_EXERCISE AIM:_ Only one number is expected here, namely how many lines of the entries below hold the string "duration".

_RAW DATA:_
- - - - -

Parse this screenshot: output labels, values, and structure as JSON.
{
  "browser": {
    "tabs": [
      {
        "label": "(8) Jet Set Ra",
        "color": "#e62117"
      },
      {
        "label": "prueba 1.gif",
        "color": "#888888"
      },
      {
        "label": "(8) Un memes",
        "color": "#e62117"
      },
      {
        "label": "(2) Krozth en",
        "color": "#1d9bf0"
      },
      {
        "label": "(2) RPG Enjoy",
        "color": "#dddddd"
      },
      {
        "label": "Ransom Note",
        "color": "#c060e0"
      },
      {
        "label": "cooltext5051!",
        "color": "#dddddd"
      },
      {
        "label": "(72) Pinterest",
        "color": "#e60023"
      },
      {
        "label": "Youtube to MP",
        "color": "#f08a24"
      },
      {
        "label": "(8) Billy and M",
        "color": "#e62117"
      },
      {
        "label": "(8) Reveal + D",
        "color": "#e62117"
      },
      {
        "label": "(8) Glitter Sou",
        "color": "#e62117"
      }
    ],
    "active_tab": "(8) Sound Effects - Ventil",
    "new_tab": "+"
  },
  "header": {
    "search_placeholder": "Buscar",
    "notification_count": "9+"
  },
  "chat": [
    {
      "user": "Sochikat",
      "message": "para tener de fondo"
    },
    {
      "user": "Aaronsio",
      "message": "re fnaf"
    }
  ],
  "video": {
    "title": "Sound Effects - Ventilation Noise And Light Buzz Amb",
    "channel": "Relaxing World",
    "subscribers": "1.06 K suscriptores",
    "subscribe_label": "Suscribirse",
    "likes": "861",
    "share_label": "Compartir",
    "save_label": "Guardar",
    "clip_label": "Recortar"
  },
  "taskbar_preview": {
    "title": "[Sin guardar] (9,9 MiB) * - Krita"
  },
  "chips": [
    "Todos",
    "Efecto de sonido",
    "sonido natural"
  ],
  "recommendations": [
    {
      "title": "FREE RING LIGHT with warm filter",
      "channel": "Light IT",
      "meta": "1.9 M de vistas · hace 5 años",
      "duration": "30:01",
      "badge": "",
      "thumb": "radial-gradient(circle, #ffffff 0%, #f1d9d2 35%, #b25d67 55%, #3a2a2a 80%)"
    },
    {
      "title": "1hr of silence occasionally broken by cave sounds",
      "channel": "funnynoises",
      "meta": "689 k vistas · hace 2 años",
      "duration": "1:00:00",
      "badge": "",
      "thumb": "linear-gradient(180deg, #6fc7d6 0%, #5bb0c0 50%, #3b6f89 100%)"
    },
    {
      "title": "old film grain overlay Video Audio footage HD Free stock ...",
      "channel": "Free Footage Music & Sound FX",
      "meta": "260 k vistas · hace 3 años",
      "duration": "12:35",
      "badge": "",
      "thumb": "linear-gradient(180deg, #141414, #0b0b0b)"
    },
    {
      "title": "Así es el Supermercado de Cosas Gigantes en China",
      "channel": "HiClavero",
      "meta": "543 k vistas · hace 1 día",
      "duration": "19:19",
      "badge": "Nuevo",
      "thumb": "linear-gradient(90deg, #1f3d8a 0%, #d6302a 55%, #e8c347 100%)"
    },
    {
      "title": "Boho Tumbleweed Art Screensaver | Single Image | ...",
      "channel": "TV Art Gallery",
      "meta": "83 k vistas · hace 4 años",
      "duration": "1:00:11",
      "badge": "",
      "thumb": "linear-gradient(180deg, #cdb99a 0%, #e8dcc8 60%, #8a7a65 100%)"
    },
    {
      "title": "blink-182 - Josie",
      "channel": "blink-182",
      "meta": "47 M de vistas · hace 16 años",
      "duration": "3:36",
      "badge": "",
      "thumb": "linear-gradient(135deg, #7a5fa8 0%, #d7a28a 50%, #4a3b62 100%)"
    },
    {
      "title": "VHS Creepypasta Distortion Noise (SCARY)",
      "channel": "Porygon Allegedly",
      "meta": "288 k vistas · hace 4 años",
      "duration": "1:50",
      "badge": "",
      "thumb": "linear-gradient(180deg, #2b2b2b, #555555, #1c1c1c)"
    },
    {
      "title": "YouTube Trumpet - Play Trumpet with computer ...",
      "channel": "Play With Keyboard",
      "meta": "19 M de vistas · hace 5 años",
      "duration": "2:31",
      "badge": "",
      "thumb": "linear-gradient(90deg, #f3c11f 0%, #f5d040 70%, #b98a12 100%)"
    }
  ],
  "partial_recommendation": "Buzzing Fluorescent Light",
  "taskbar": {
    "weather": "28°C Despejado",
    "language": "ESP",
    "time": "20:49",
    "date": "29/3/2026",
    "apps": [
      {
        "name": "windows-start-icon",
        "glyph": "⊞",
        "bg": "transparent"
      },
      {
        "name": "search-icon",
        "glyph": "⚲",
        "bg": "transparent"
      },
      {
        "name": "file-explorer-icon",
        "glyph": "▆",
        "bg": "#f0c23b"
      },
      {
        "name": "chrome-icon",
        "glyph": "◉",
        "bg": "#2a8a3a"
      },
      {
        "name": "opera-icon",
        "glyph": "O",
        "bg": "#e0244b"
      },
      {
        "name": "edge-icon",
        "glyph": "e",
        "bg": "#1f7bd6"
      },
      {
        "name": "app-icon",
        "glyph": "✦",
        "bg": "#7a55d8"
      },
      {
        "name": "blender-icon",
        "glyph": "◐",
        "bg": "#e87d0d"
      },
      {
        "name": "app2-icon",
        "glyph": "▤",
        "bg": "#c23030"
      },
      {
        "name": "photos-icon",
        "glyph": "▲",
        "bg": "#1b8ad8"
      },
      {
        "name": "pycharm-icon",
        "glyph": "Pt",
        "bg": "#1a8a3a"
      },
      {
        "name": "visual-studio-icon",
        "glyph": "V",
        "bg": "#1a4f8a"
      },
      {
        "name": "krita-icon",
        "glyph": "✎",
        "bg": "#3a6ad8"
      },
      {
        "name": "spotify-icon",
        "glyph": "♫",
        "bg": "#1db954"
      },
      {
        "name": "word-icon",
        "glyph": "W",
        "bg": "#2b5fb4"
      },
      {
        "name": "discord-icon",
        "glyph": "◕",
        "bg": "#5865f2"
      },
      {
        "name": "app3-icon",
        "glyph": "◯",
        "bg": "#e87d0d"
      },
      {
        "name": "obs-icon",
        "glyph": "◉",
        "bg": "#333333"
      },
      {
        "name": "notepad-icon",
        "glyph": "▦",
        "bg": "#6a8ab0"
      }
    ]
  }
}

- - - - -

_PROBLEM SOLUTION:_ 8